  • Stefan K

    Free markets would be good if people were good. Unfortunately they are not. Their necessities and desires are skewed by selfishness and greed evidenced by the existence of the tools for war and the continuous destruction of the environment that we see today.

    If you think pencils are intricate, beautiful and complex wait until you hear about Agent Orange, IEDs, WMDs and armed drones. I suggest that we should be wary of any invisible hand that does not condemn the necessity or desire for objects such as these. Consider that the unintended end of humankind’s labor will not be decided by humankind but by the ever shrinking proportion of our society whom the invisible hand gives ownership to.

  • Stefan. if I agreed with you, we’d both be wrong. JH

    • Stefan K

      I find your argument uncompelling. I think we agree on more than you care to admit:

      We agree that modern tools of war are more complex then pencils
      We agree that people are motivated by self-interest (although perhaps not all best motivated)
      We agree that the Fed cannot revive the economy
      We agree that government spending is exacerbating the economic downturn
      We agree that the immediate interests of wealth are best served by free markets (precisely because they are so short sighted)

      Where I believe our paths diverge is at the point where you imply that serving the interests of wealth is more important than serving the interests of people (or that somehow they are the same thing) and I imply the opposite.

      Is that about right?

  • Stefan K

    According to the invisible hand?

  • John

    Um, it takes a village?

  • Al

    Um,we know what’s good for you?

  • Stefan K

    Um, what’s love got to do with it?

  • Rapscallion

    I found the “I-Pencil” film rather entertaining and informational. Obviously, I was taking it for what it was…..an enlightenment piece. Based on the responses, I did not delve deep enough into my “dark” side to truly understand the subversiveness.
    That’s OK, “Star Wars 7″ will be out soon and my “dark side” will be reborn!

  • [...] victims of lobotomy Hot Air, and even that publication from the propaganda organization, The Daily Capitalist — in short, it’s been plugged by organizations covering the entire political spectrum [...]

  • [...] victims of lobotomy Hot Air, and even that publication from the propaganda organization, The Daily Capitalist — in short, it’s been plugged by organizations covering the entire political spectrum [...]

  • [...] victims of lobotomy Hot Air, and even that publication from the propaganda organization, The Daily Capitalist — in short, it’s been plugged by organizations covering the entire political spectrum [...]

  • Stefan K

    When governments say the wishes of those with money are more valuable than the wishes of those without we call them corrupt.
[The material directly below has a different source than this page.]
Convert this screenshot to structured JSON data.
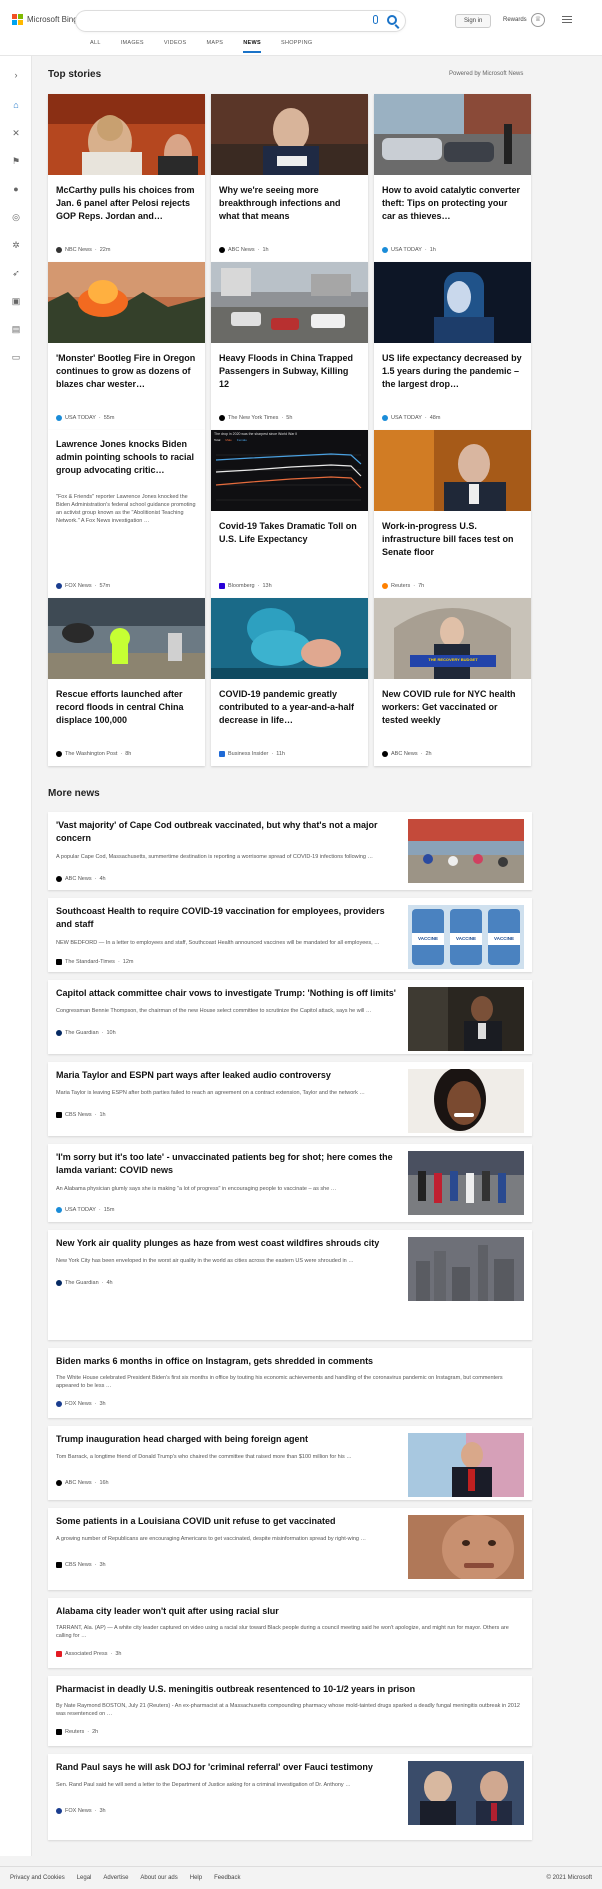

When markets are allowed to do the same thing we call them free.

  • Read’s fable is a good fable. It’s an illustration of how economics works. But it’s not economics. It’s not a model of how things should go, necessarily.

    This film departs from Read’s simple system to observe, and when it does, it tends to emphasize the communitarian aspects of economies.

    It ignores the role of good government in regulation that makes economies work better, though, and I think that is a very serious flaw.